Step Nine. The Mediated Agreement is scanned and sent to each client.

The Agreement should not be sent to the clients as a Word document or other attachment, so as to avoid any temptation on the part of a client to alter the Agreement. The document should be scanned and sent as an attachment which can not be readily revised, such as a .pdf or .tif attachment, with stern orders not to make any changes. The clients should also be instructed to verify that no changes were made before signing.

Usually the finalized Mediated Agreement is complete once drafted, and could be signed by the clients. Four copies should ultimately be signed, so that each client has a fully endorsed copy, one copy can be used for the divorce suit, and one copy should be sent to the mediator for his or her files.

Occasionally, minor bits of information are still missing once the initial draft of the Agreement is prepared, such as the beneficiary amount on an existing term life insurance policy, or one last number to be ascertained. The mediator will have explained that these small items can be discussed by the clients, and one client can email the missing information to the mediator, copying the other client, so as to avoid the mediator entering into a dialogue with just one client. A finalized Agreement can then be sent out.

If the clients wish to suggest revisions, any such revisions should only be made on the mediator’s hard drive version of the Agreement. It is not unheard of for the mediator to receive from the clients revisions tracked on a document which had been sent as a scanned attachment, but any revised document should be prepared entirely by the mediator, and not by “accepting” any changes “tracked” on a client’s copy.

When the final Agreement is sent to the clients, the letter accompanying the Agreement will state that each client should feel free to have the Agreement reviewed by an individual attorney on his or her own behalf. If the clients do so, and if they each receive no new legal information that they did not receive during the course of the mediation, the Informative Mediator has done his or her job.

Step Ten. The Informative Mediator prepares any necessary retirement orders, military DD forms and transmittal letters, after receipt of a copy of the signed Mediated Agreement from the clients.

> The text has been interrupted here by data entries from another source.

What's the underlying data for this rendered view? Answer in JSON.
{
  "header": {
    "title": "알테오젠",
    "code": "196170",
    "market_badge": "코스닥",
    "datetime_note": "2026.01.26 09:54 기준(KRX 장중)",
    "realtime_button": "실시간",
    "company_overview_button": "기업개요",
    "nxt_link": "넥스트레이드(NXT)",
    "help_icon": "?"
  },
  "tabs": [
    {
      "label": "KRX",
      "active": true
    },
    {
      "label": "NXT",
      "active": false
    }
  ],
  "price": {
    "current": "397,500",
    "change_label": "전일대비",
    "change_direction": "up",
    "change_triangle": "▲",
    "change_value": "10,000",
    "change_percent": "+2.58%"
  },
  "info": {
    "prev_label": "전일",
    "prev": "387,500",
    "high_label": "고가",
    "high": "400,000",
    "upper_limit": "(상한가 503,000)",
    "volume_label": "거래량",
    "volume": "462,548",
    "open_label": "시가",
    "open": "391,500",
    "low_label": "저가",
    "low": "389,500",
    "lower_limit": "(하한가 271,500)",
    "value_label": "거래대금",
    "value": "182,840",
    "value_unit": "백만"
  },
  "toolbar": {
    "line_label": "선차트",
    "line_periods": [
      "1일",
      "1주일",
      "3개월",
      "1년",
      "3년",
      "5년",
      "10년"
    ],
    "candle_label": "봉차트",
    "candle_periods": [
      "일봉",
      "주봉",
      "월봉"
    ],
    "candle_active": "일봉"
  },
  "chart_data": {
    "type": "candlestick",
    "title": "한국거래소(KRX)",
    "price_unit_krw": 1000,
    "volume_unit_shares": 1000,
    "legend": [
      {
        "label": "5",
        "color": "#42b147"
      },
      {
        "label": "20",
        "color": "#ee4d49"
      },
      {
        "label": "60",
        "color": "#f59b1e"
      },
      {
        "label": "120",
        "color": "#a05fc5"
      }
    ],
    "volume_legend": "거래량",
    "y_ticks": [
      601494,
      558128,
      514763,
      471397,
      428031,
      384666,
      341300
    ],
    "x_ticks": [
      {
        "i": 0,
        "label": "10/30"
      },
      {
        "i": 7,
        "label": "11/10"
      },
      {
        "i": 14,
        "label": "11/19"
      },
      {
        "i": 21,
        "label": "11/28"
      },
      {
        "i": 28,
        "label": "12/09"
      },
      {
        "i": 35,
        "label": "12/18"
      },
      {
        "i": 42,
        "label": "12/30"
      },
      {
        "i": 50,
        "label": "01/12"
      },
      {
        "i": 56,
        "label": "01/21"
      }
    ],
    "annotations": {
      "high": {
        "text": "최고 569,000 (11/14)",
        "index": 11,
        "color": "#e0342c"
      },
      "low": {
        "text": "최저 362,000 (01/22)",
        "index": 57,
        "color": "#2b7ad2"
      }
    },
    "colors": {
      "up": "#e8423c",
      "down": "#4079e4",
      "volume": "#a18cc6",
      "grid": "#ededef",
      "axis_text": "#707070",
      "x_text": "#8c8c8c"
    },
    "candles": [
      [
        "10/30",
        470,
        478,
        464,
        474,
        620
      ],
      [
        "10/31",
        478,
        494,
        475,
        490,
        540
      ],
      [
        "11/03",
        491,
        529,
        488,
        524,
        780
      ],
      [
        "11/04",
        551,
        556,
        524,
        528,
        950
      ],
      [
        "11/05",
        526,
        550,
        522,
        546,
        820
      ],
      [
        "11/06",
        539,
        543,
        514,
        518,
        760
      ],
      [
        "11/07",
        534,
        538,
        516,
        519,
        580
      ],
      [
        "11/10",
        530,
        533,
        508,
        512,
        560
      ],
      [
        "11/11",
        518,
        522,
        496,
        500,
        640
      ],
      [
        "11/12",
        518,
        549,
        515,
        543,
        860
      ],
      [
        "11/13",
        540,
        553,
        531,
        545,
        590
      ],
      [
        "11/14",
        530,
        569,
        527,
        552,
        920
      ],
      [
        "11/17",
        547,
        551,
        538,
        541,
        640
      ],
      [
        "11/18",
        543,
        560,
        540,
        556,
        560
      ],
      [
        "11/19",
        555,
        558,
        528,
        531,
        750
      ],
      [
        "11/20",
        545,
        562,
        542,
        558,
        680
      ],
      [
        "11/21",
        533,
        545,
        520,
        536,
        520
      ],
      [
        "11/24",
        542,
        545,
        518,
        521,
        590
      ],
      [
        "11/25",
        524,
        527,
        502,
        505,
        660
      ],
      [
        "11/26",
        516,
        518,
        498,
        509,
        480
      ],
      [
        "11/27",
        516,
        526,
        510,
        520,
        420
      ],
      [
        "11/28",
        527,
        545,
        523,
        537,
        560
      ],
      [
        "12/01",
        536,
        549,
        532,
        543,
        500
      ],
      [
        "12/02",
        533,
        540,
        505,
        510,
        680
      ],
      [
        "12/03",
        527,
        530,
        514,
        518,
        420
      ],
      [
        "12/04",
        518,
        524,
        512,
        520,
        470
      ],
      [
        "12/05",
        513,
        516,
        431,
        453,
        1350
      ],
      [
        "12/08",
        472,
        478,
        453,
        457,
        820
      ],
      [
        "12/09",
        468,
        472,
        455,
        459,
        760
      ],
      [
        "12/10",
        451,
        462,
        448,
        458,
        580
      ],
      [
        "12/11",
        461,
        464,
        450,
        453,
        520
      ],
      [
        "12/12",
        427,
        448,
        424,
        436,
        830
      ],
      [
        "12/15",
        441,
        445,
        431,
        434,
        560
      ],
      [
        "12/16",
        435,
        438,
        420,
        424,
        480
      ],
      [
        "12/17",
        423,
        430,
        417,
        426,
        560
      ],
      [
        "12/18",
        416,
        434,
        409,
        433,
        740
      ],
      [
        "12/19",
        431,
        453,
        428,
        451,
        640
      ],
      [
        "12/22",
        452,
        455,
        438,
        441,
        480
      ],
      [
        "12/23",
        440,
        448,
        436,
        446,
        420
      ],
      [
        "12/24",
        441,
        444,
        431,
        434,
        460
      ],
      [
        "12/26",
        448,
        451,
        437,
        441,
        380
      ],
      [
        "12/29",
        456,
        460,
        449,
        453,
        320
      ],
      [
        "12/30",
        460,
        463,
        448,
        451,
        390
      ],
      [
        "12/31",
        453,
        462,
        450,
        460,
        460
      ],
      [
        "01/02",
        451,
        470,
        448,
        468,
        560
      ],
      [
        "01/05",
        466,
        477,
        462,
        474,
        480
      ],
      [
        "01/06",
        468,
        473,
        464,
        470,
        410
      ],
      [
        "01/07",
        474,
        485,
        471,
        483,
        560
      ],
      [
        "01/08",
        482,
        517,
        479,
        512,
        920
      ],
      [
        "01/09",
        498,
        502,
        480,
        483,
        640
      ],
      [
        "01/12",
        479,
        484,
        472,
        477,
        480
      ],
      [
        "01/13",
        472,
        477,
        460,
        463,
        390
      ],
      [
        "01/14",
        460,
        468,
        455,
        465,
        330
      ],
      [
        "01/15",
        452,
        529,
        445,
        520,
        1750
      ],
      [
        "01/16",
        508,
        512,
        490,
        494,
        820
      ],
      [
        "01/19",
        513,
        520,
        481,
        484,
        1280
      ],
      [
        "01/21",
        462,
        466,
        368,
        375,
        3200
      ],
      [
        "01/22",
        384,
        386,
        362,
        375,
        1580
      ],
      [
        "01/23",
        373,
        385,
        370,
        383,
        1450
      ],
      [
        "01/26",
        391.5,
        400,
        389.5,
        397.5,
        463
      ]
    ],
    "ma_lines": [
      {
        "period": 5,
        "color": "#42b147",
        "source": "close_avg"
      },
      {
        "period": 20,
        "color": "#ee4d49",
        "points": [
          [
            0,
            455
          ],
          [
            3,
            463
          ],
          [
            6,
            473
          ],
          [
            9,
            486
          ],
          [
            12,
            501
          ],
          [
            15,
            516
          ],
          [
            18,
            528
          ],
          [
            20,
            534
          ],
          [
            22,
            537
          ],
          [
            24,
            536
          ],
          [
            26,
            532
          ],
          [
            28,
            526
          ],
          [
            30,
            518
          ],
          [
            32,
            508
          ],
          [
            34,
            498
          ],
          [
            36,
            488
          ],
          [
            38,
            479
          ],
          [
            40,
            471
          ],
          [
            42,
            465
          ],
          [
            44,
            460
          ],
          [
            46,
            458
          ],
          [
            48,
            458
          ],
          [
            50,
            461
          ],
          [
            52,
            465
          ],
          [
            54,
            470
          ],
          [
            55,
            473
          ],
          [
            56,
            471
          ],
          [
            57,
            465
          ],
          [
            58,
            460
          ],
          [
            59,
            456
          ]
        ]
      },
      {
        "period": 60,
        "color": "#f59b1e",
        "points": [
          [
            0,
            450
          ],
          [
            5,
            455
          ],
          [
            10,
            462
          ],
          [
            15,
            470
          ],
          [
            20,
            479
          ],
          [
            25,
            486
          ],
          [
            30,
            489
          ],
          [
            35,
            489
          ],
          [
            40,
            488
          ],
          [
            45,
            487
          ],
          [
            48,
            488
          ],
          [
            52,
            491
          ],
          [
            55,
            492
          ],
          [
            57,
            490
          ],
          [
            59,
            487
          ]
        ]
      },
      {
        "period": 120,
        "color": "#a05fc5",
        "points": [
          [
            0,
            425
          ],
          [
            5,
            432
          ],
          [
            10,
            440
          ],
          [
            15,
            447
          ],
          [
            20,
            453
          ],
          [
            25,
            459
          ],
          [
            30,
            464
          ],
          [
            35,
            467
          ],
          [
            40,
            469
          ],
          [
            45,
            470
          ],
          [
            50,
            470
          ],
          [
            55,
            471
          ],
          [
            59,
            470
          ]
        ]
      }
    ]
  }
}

A copy of the fully endorsed Agreement should always be requested from the clients, so the mediator can verify that the clients did not alter the Agreement on their own. After receipt of the signed Agreement, letters closing the file can be sent.
However, if the Agreement contained language regarding the division of retirement assets, the Informative Mediator may then prepare language for the orders which effectuate the terms of that Agreement. Military and other retirement sections of the Agreement may have been drafted by a retirement benefits specialists after a conference call with the clients. That individual may have emailed the language regarding the retirement benefits to the mediator to be inserted into the Mediated Agreement. That same individual can then prepare the language for the orders, transmittal letters and military DD forms, under the supervision of the attorney mediator, once the Agreement is signed. Or the attorney mediator can prepare the documents and have QDROs preapproved by the Plan Administrators. These orders and documents are then emailed to the clients, who can then forward them on to the divorce attorney to finalize.

Step Eleven. The Informative Mediator sends closing letters to the clients.

nce all work is completed, the clients should each be informed in writing that their file is closed.

Conclusion

The process of Informative Mediation well serves clients who wish to resolve the issues regarding the dissolution of their marriages amicably, respectfully and efficiently. Informative Mediation is best conducted by qualified practicing attorney litigators, with highly trained support staff and well-developed teams of supporting specialists familiar with the process. Through Informative Mediation, rational and respectful individuals can privately create specialized and detailed futures for their two-home families, at less overall cost.

Although the above mainly address the use of Informative Mediation to resolve divorce issues, the process of Informative Mediation lends itself well to any other area of dispute, and not only to the mediation of family disputes.